Note that I don’t recommend this technique for swapping numbers. It’s mostly a clever trick that provides a lesson in the bitwise XOR operation. The code is much easier to understand if you just declare a temporary variable to make the swap.
This example uses the following code to swap two numbers without creating a temporary variable. If variables A and B originally hold values a and b, then the comments to the right of the code explain how the swap works.
// Swap the numbers. A = A ^ B; // A holds a ^ b. B = B ^ A; // B holds b ^ (a ^ b) = b ^ b ^ a = 0 ^ a = a. A = A ^ B; // A holds (a ^ b) ^ a = a ^ a ^ b = b.
The first statement makes A hold a ^ b.
The second statement makes B hold b ^ A. Because A now holds a ^ b, this is b ^ (a ^ b). The XOR operator is commutative (you can change the order of two operands) so this is the same as b ^ (b ^ a). XOR is also associative (you can change where the parentheses are) so this is the same as (b ^ b) ^ a. For any value b, b ^ b = 0 so this is the same as 0 ^ a. Finally for any value a, 0 ^ a = a. So when this statement is done executing, variable B holds the value a.
The third statement makes A hold A ^ B. Plugging in the current values held by the variables, this is (a ^ b) ^ a. Using the commutative and associative properties again, and the fact that a ^ a = 0 and 0 ^ b = b, this is the same as b.
When all three lines are finished, variable A holds value b and variable B holds value a.
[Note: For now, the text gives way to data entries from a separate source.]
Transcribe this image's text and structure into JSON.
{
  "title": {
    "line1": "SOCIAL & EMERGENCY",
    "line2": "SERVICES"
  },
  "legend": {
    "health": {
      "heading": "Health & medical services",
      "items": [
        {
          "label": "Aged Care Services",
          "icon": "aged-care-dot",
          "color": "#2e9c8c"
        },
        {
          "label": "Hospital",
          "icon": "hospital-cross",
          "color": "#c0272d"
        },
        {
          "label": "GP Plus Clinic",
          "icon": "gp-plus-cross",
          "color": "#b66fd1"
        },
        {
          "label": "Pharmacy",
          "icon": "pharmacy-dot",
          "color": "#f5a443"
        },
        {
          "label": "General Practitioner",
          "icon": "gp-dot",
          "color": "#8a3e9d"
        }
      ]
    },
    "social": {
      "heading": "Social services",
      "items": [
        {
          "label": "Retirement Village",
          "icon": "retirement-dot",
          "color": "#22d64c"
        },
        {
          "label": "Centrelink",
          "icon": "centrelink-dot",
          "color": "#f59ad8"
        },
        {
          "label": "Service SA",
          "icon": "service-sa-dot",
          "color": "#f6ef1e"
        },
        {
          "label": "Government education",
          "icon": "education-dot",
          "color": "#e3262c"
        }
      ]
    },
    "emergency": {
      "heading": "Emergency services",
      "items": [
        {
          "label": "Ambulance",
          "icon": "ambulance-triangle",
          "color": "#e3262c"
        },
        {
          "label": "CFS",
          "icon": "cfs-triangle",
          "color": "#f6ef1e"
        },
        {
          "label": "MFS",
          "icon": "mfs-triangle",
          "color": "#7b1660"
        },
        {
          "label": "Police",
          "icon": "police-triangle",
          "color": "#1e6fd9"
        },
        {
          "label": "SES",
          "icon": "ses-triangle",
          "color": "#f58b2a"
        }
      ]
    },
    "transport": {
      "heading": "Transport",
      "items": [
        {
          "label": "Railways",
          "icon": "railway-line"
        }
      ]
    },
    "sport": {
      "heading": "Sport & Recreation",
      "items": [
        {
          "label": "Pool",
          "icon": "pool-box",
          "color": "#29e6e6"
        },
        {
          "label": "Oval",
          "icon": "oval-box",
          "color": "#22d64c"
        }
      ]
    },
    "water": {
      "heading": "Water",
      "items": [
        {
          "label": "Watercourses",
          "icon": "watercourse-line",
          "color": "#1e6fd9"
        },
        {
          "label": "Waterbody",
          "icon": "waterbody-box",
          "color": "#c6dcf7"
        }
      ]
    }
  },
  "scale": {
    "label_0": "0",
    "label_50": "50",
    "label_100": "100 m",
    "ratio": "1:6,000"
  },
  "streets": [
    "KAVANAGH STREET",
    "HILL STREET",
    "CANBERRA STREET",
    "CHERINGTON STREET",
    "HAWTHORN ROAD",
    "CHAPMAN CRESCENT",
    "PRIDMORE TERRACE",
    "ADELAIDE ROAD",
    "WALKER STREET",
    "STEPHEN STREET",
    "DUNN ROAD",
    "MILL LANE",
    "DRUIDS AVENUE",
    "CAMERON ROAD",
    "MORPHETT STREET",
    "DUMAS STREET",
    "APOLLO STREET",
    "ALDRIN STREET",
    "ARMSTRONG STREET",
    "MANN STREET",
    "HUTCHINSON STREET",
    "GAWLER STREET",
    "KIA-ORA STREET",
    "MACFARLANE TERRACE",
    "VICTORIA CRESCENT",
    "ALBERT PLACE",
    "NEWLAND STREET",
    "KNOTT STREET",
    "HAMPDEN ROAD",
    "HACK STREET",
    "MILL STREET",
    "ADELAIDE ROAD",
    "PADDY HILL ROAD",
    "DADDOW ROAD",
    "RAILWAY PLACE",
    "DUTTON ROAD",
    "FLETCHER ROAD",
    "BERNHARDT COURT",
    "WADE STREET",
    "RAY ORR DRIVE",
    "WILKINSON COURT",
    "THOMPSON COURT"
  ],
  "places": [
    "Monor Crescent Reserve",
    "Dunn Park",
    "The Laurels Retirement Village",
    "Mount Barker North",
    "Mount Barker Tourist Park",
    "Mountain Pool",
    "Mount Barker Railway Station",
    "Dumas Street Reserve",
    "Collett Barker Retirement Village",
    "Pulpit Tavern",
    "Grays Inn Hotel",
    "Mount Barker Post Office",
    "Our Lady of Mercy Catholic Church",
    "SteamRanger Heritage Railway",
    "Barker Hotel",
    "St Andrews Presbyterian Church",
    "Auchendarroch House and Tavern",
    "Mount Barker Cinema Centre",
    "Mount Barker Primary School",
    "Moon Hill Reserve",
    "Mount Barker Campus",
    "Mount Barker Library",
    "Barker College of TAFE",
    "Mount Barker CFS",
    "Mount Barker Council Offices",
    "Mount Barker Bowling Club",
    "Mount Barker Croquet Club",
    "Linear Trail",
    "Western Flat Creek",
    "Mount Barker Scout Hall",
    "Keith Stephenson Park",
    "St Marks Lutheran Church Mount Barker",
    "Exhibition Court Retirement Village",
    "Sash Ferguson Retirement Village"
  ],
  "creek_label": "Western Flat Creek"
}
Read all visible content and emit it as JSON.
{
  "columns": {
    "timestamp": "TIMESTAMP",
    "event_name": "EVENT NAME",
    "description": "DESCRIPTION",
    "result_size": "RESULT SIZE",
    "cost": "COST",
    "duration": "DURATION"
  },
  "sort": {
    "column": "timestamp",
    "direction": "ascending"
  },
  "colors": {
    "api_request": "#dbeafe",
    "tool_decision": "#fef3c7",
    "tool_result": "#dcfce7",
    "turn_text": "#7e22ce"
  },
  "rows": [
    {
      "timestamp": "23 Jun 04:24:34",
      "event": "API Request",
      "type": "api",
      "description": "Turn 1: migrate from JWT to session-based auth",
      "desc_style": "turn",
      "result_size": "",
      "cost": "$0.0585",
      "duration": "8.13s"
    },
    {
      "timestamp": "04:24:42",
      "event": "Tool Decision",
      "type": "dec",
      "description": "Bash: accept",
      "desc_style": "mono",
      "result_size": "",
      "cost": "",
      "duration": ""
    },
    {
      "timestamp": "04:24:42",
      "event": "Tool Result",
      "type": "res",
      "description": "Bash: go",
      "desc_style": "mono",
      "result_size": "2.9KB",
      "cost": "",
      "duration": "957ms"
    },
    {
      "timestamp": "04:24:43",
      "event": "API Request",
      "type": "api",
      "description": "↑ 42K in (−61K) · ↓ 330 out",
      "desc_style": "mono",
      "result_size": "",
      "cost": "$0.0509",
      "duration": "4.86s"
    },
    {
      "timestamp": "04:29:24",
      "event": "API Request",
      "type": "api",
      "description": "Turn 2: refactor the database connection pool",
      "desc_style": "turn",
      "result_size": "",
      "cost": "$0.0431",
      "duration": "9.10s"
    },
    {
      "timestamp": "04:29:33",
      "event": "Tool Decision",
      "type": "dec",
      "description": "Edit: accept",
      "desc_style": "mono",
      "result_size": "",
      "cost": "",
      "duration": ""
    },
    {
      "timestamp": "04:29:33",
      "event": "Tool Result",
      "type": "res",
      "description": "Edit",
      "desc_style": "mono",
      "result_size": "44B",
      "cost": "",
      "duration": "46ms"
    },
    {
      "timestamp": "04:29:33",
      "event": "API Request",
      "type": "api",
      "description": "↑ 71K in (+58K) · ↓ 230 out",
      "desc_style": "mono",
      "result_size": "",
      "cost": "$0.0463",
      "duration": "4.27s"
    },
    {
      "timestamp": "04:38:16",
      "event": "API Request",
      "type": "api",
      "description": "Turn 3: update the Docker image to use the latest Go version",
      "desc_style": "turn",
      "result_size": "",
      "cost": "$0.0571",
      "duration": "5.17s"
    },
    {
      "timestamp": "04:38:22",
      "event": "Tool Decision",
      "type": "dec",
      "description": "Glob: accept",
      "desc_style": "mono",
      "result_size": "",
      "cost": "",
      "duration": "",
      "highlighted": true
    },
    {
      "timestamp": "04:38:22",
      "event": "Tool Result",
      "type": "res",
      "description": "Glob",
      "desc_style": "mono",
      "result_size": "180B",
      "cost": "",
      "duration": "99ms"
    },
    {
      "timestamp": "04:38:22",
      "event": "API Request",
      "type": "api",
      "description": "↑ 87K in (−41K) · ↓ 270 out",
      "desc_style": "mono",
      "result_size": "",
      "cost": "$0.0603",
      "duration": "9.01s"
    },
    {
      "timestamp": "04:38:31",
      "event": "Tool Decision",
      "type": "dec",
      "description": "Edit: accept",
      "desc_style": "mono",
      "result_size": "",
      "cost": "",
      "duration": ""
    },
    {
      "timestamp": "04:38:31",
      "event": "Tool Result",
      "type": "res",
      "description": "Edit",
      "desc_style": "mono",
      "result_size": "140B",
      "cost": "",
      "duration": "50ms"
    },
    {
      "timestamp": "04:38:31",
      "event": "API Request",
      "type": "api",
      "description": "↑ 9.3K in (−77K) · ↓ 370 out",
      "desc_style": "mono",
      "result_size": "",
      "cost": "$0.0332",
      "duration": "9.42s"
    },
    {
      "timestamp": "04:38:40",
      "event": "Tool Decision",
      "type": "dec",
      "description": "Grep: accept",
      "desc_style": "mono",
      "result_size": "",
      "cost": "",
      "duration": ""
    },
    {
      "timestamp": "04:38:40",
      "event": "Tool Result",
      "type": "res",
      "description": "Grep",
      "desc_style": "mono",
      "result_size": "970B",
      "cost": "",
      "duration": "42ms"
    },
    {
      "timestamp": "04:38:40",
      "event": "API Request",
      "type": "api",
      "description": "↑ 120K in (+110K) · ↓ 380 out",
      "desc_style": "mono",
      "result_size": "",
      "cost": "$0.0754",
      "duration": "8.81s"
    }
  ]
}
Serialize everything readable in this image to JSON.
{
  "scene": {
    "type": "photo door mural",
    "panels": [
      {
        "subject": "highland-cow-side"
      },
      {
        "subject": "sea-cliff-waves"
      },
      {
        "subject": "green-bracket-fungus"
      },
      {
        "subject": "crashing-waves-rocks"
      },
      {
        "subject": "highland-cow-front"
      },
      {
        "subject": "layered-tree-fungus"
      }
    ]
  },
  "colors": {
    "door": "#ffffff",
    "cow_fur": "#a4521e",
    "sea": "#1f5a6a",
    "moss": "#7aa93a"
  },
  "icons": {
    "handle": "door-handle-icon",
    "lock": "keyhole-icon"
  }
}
You can use a similar trick with other operators that are commutative, associative, and invertible. For example, you can perform the swap with the * and / operators or with the + and - operators. For an exercise, give it a try. The XOR operator has the advantage that it won’t cause overflow.